Less snowpack in the south end underscores the importance of balancing Denver’s water system with Gross Reservoir expansion.

In July 2017, the Army Corps of Engineers approved the Gross Reservoir expansion project, which will increase water storage on the north side of Denver Water’s collection system.

People are talking about the dry winter across the state and what that may mean for this summer’s water supply. But, believe it or not, the weather isn’t the only thing Denver’s water managers are focusing on.

Lopsided snowfall across the state means our water managers are operating the system a bit differently to make the best use of water available.

That’s because Denver Water’s supply system is essentially separated into two parts: the North System, in which water from the Fraser River in Grand County and South Boulder Creek is stored in Gross and Ralston reservoirs, and the South System, which includes water from Dillon Reservoir and portions of the South Platte River basin.

Roughly 10 percent of the water in our collection system is stored in the north, and 90 percent is stored in the south.

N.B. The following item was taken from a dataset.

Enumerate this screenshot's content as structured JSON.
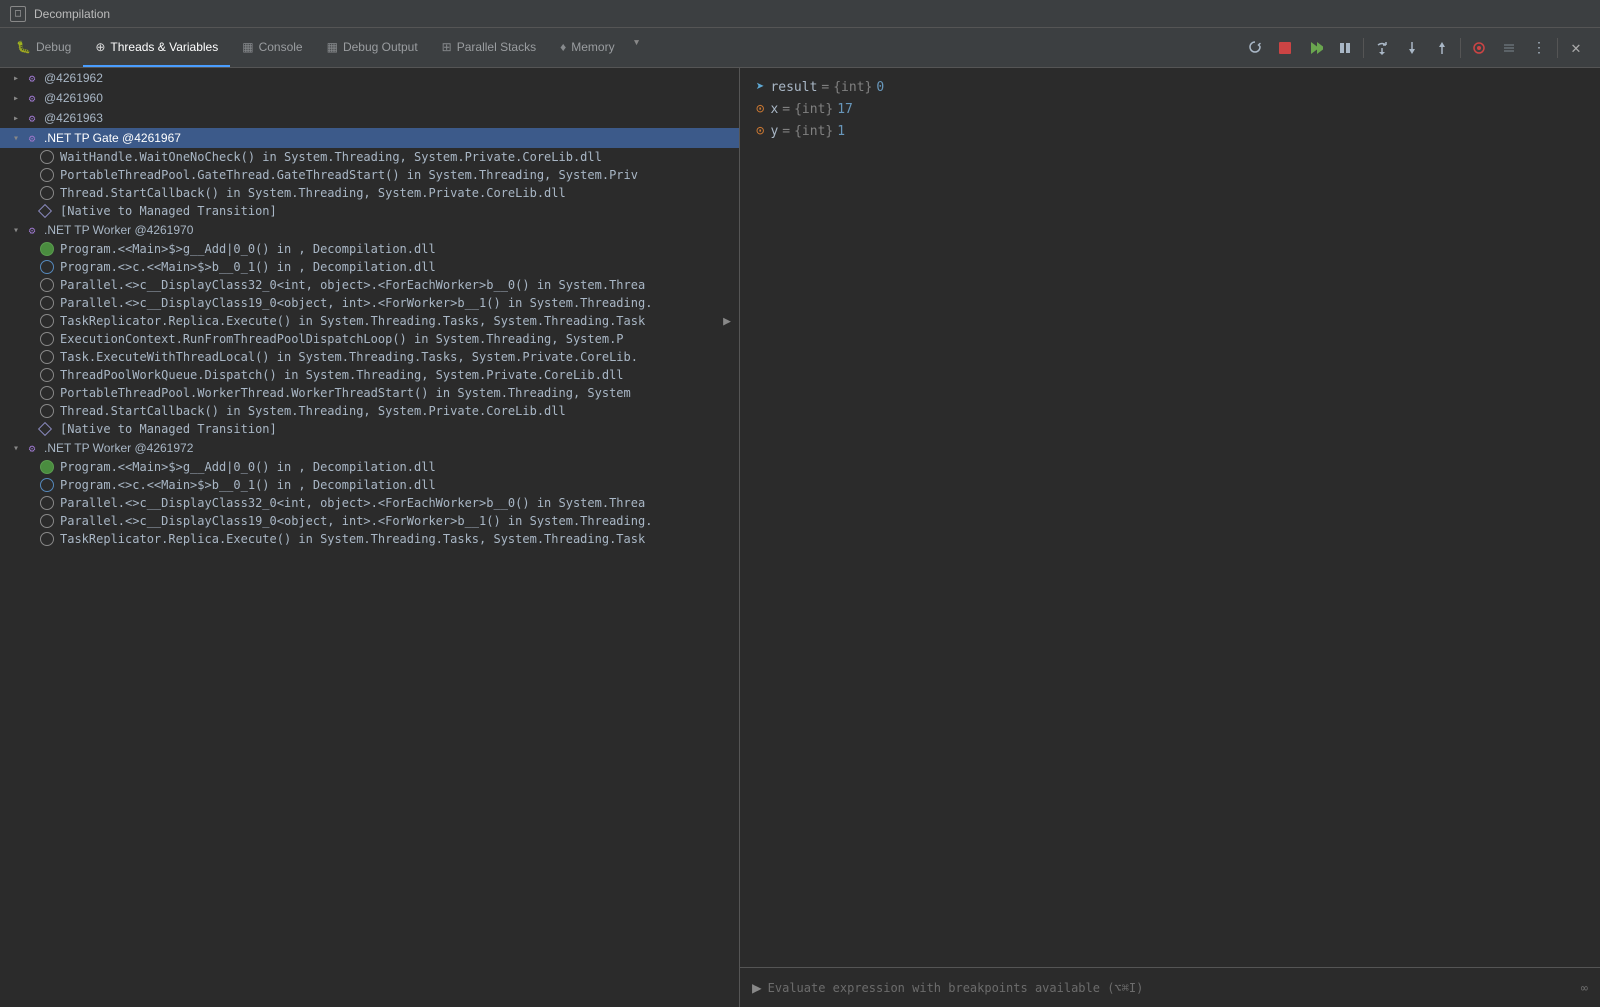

That’s a pretty big discrepancy.

And, the south part of Denver’s water system has fared much worse than the north this year.

This year, collection system data show we’ve had much more snow on the north – roughly 90 percent of average – than our larger basin on the south, which is at 70 percent of average.

"Because there will be more runoff in the north, and less storage available for it, we’ll start ramping up the Moffat Treatment Plant on the north side of our system, treating and delivering more water to customers from this location than we typically do," said Nathan Elder, interim manager of raw water supply for Denver Water.

“If we start using the water on the north end now, we can preserve water stored in the south and increase the likelihood of filling those reservoirs during this year’s runoff season,” Elder said.

A system out of balance graph.

But relying heavily on the north is not ideal, and one reason why the Gross Reservoir Expansion Project is so important.

“Our north system not only provides water to our north end but also works as a safety net for when problems arise on the south,”said Jeff Martin, program manager for Gross Reservoir Expansion. “The bigger the safety net, the less vulnerable we are to drought, forest fires, and infrastructure failures on the south.”

Expanding Gross Reservoir would allow Denver Water to store more water on the north, offsetting the current imbalance and giving us that bigger safety net.

“We want to preserve that small amount in the north just in case anything happens on the south,” Elder said. “If we have a better balance, we’re better prepared for those events.”